Now, today I was talking to my brother Tim. He’s a postal carrier, so he has better opportunities to spot change. Or more opportunities anyway. He told me he picked up a dollar sitting in the gutter. A little ways farther he picked up another one. He was hoping for more, but that was it. Another time he found a money clip with twelve dollars in it. That was outside a bar. He thought he was lucky but he found out other postal carriers regularly pick up money too.

It’s one of the perks of being postal worker, I guess.

Sunday, June 12, 2005

Doc, the gassy horse

The wife and I spent our 25th anniversary on Mackinac Island in May. This island is popular with tourists in Michigan, partly because they don't allow cars. Horses rule. They pull garbage wagons, haul supplies and take tourists on island tours.

I took a picture of the horses that pulled a bunch of us on a tour.
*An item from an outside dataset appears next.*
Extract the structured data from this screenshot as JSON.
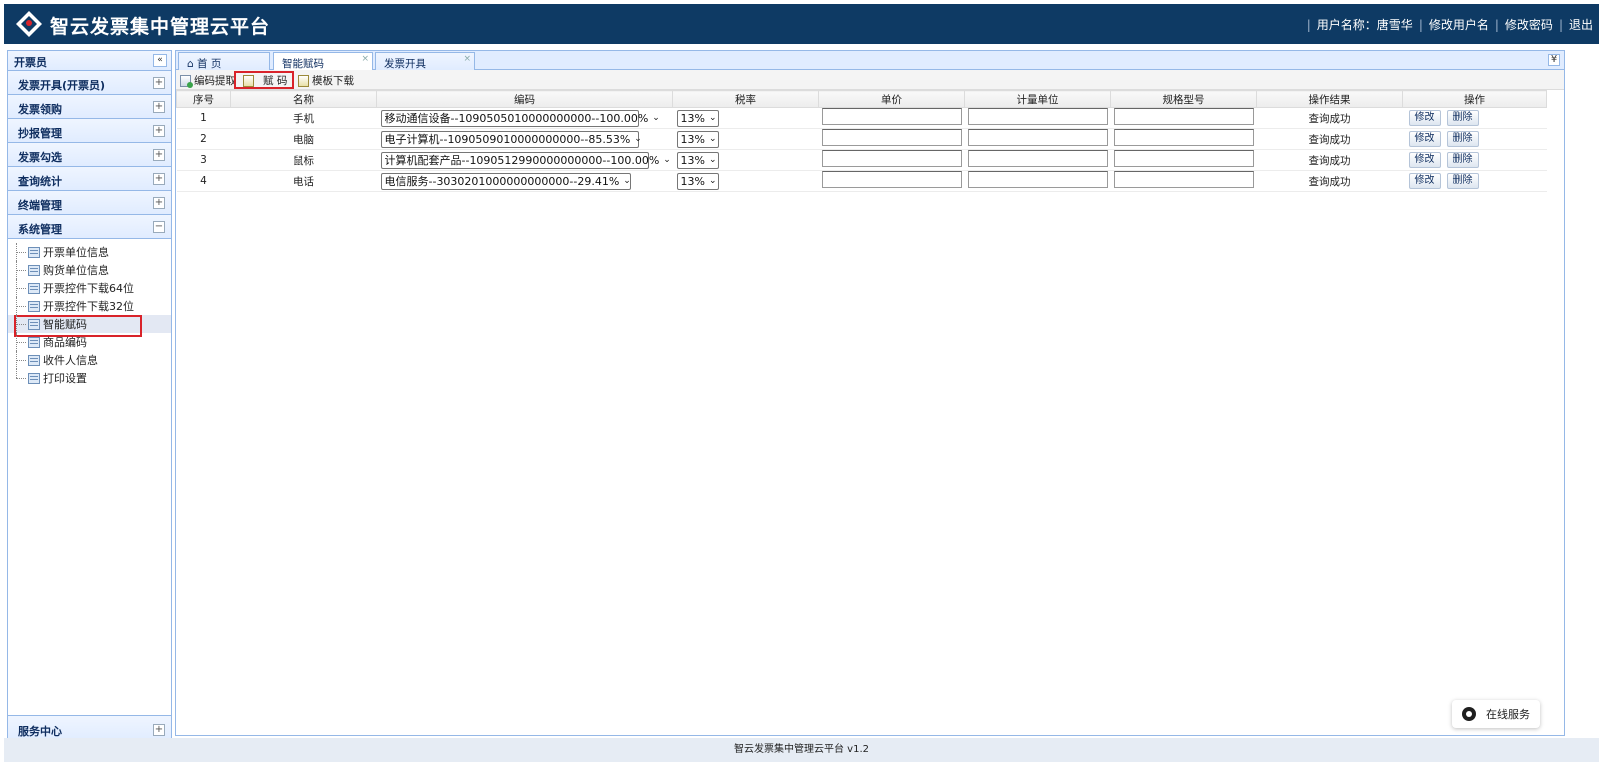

One of the horses, Doc, had an uncanny knack of breaking wind in response to our tour guide's remarks. Almost like the kid who burps in class to get a laugh. Doc was just as good if not better. Our tour guide, an older lady who could have been a retired English teacher herself, talked very eloquently about the island. "May is my favorite time on the island," she said. To which Doc replied,"F-r-r--i-p-p-p."

Undeterred, our tour guide continued, "All the flowers are in bloom and the activity on the island is just starting." With perfect timing, Doc sent another one her way, "F-s-s-t-t-t-t-t-t-t." She ignored the gas. "It's just so beautiful," the driver concluded. "F-R-A-R-S-T-T-T-T." The horse let go a good one then.

What made it really funny was that a pushy man insisted that he and his family had reserved the front seats of the carriage. That meant another couple was displaced and had to take the next carriage so they could sit together. Too bad for the pushy people. They got a real good whiff of Doc and his bowels. And it gave us a funny highlight to our 25th anniversary.